• _Problem statement_
Look through the records below, and copy out every line that holds the string "ownership".

-.-.-

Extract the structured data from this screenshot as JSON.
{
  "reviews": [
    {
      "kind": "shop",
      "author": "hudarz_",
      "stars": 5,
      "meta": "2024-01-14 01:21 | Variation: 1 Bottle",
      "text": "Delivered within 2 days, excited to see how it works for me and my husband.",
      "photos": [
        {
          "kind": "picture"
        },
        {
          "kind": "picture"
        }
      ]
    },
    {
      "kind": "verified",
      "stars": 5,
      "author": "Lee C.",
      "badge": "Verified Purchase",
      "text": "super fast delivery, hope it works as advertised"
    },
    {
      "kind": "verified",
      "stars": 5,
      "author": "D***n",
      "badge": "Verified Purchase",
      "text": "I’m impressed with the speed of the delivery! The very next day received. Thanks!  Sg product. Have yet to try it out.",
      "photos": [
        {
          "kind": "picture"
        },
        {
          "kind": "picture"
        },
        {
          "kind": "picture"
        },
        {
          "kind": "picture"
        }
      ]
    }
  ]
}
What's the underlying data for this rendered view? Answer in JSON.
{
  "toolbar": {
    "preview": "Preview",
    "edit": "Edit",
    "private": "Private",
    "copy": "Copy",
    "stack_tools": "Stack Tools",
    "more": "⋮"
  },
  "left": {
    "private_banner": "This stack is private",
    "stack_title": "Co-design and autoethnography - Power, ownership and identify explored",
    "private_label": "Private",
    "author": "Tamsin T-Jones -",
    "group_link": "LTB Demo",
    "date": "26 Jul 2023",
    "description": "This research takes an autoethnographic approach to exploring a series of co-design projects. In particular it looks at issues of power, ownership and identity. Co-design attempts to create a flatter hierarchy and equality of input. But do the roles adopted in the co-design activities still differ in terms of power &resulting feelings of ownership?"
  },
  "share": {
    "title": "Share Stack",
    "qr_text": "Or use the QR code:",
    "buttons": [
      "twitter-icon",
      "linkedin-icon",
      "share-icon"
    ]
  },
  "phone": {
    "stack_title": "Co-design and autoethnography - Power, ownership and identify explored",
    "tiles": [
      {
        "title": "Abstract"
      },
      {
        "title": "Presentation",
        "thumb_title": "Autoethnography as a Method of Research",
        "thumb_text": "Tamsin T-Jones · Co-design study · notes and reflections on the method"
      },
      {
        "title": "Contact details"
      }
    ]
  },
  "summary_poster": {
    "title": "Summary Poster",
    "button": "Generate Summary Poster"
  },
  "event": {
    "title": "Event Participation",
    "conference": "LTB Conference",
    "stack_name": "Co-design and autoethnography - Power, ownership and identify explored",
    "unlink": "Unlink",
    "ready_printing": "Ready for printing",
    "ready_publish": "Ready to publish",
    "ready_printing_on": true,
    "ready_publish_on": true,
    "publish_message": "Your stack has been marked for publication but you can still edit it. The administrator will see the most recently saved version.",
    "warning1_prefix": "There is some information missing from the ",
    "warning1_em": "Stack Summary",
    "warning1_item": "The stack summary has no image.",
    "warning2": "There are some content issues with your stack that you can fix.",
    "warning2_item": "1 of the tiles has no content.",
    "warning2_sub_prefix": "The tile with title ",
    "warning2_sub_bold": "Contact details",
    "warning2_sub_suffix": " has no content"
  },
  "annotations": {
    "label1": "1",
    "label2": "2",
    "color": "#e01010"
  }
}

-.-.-

• _Your response_
    "stack_title": "Co-design and autoethnography - Power, ownership and identify explored",
    "description": "This research takes an autoethnographic approach to exploring a series of co-design projects. In particular it looks at issues of power, ownership and identity. Co-design attempts to create a flatter hierarchy and equality of input. But do the roles adopted in the co-design activities still differ in terms of power &resulting feelings of ownership?"
    "stack_title": "Co-design and autoethnography - Power, ownership and identify explored",
    "stack_name": "Co-design and autoethnography - Power, ownership and identify explored",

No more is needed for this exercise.